Brief: Print only the lines running from the line with "Give me the" to the final line below, both included, exactly as written and without the pictures.

Dataset excerpts

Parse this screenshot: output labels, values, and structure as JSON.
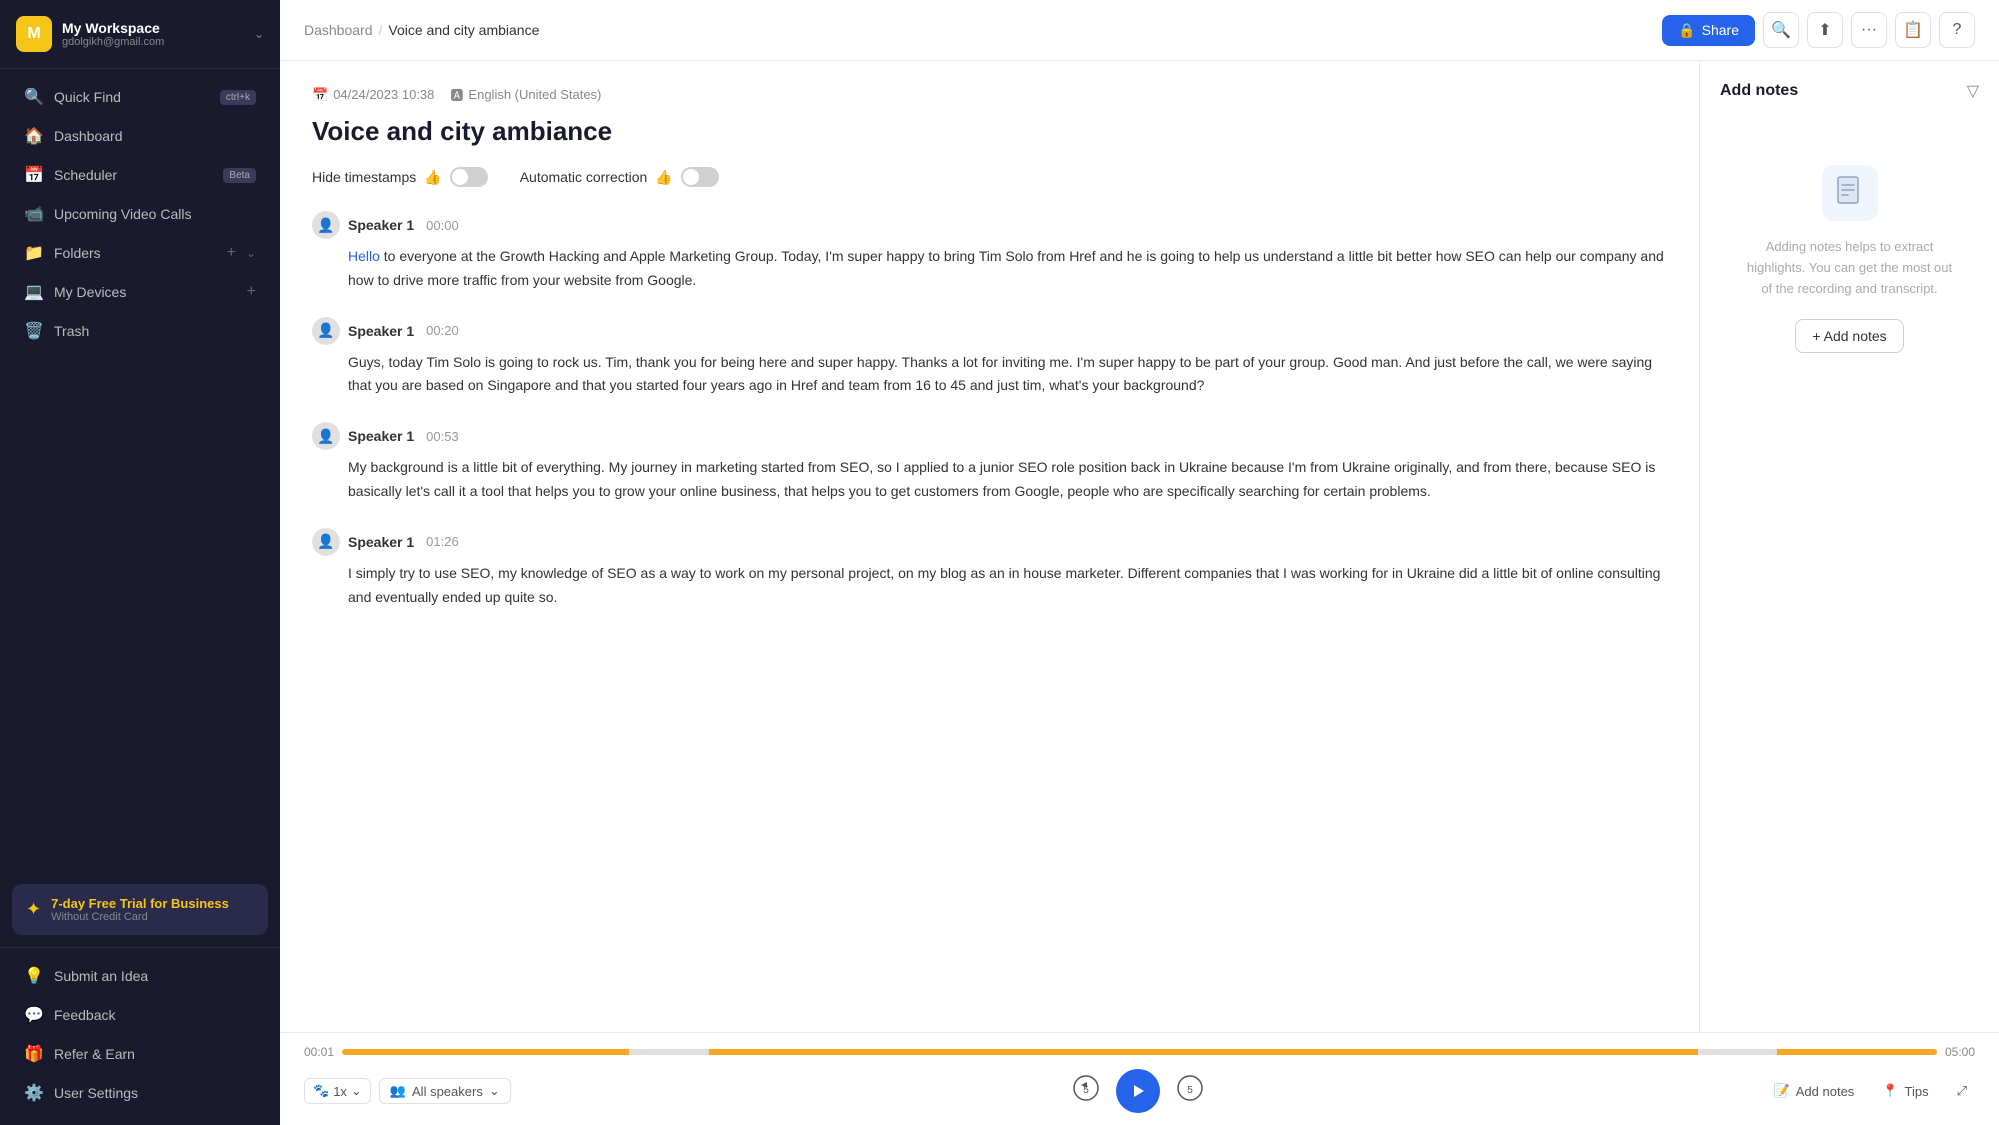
{
  "sidebar": {
    "workspace_name": "My Workspace",
    "workspace_email": "gdolgikh@gmail.com",
    "avatar_letter": "M",
    "nav_items": [
      {
        "id": "quick-find",
        "label": "Quick Find",
        "shortcut": "ctrl+k",
        "icon": "🔍"
      },
      {
        "id": "dashboard",
        "label": "Dashboard",
        "icon": "🏠"
      },
      {
        "id": "scheduler",
        "label": "Scheduler",
        "icon": "📅",
        "badge": "Beta"
      },
      {
        "id": "upcoming-video",
        "label": "Upcoming Video Calls",
        "icon": "📹"
      },
      {
        "id": "folders",
        "label": "Folders",
        "icon": "📁",
        "has_plus": true,
        "has_chevron": true
      },
      {
        "id": "my-devices",
        "label": "My Devices",
        "icon": "💻",
        "has_plus": true
      },
      {
        "id": "trash",
        "label": "Trash",
        "icon": "🗑️"
      }
    ],
    "trial": {
      "main": "7-day Free Trial for Business",
      "sub": "Without Credit Card"
    },
    "bottom_items": [
      {
        "id": "submit-idea",
        "label": "Submit an Idea",
        "icon": "💡"
      },
      {
        "id": "feedback",
        "label": "Feedback",
        "icon": "💬"
      },
      {
        "id": "refer-earn",
        "label": "Refer & Earn",
        "icon": "🎁"
      },
      {
        "id": "user-settings",
        "label": "User Settings",
        "icon": "⚙️"
      }
    ]
  },
  "topbar": {
    "breadcrumb_parent": "Dashboard",
    "breadcrumb_sep": "/",
    "breadcrumb_current": "Voice and city ambiance",
    "share_label": "Share",
    "share_icon": "🔒"
  },
  "recording": {
    "date": "04/24/2023",
    "time": "10:38",
    "language": "English (United States)",
    "title": "Voice and city ambiance",
    "hide_timestamps_label": "Hide timestamps",
    "hide_timestamps_emoji": "👍",
    "hide_timestamps_on": false,
    "automatic_correction_label": "Automatic correction",
    "automatic_correction_emoji": "👍",
    "automatic_correction_on": false
  },
  "transcript": {
    "segments": [
      {
        "speaker": "Speaker 1",
        "time": "00:00",
        "text_parts": [
          {
            "type": "link",
            "text": "Hello"
          },
          {
            "type": "normal",
            "text": " to everyone at the Growth Hacking and Apple Marketing Group. Today, I'm super happy to bring Tim Solo from Href and he is going to help us understand a little bit better how SEO can help our company and how to drive more traffic from your website from Google."
          }
        ]
      },
      {
        "speaker": "Speaker 1",
        "time": "00:20",
        "text_parts": [
          {
            "type": "normal",
            "text": "Guys, today Tim Solo is going to rock us. Tim, thank you for being here and super happy. Thanks a lot for inviting me. I'm super happy to be part of your group. Good man. And just before the call, we were saying that you are based on Singapore and that you started four years ago in Href and team from 16 to 45 and just tim, what's your background?"
          }
        ]
      },
      {
        "speaker": "Speaker 1",
        "time": "00:53",
        "text_parts": [
          {
            "type": "normal",
            "text": "My background is a little bit of everything. My journey in marketing started from SEO, so I applied to a junior SEO role position back in Ukraine because I'm from Ukraine originally, and from there, because SEO is basically let's call it a tool that helps you to grow your online business, that helps you to get customers from Google, people who are specifically searching for certain problems."
          }
        ]
      },
      {
        "speaker": "Speaker 1",
        "time": "01:26",
        "text_parts": [
          {
            "type": "normal",
            "text": "I simply try to use SEO, my knowledge of SEO as a way to work on my personal project, on my blog as an in house marketer. Different companies that I was working for in Ukraine did a little bit of online consulting and eventually ended up quite so."
          }
        ]
      }
    ]
  },
  "notes_panel": {
    "title": "Add notes",
    "empty_text": "Adding notes helps to extract highlights. You can get the most out of the recording and transcript.",
    "add_notes_label": "+ Add notes"
  },
  "audio_player": {
    "current_time": "00:01",
    "total_time": "05:00",
    "speed": "1x",
    "speaker_filter": "All speakers",
    "add_notes_label": "Add notes",
    "tips_label": "Tips"
  }
}
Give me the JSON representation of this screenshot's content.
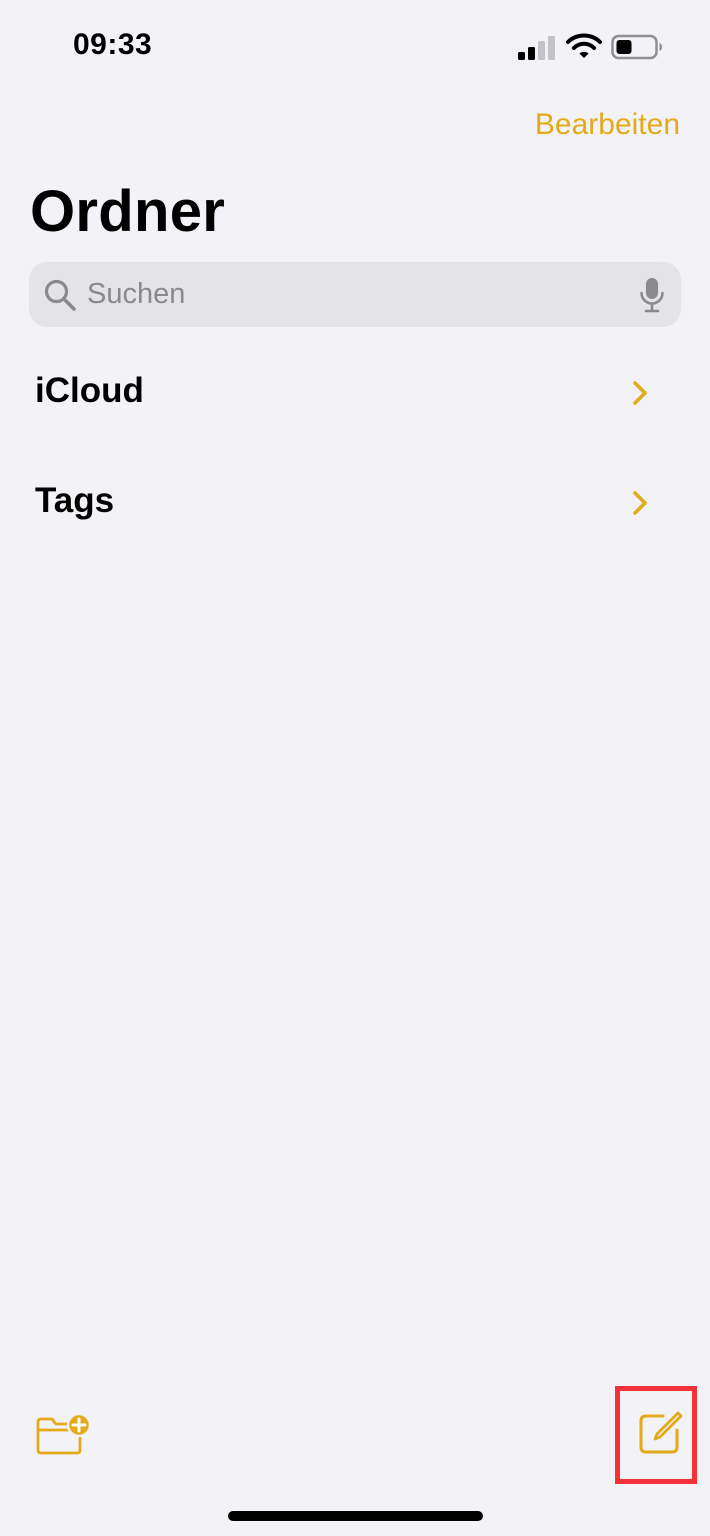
{
  "status_bar": {
    "time": "09:33"
  },
  "nav": {
    "edit_label": "Bearbeiten",
    "title": "Ordner"
  },
  "search": {
    "placeholder": "Suchen"
  },
  "folders": [
    {
      "label": "iCloud"
    },
    {
      "label": "Tags"
    }
  ],
  "toolbar": {
    "new_folder_icon": "folder-badge-plus-icon",
    "compose_icon": "square-and-pencil-icon"
  },
  "colors": {
    "accent": "#e3aa1a",
    "background": "#f2f2f7",
    "search_field": "#e3e3e8",
    "highlight": "#f5323a"
  }
}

Written response:
Give me the JSON representation of this screenshot's content.
{
  "status_bar": {
    "time": "09:33"
  },
  "nav": {
    "edit_label": "Bearbeiten",
    "title": "Ordner"
  },
  "search": {
    "placeholder": "Suchen"
  },
  "folders": [
    {
      "label": "iCloud"
    },
    {
      "label": "Tags"
    }
  ],
  "toolbar": {
    "new_folder_icon": "folder-badge-plus-icon",
    "compose_icon": "square-and-pencil-icon"
  },
  "colors": {
    "accent": "#e3aa1a",
    "background": "#f2f2f7",
    "search_field": "#e3e3e8",
    "highlight": "#f5323a"
  }
}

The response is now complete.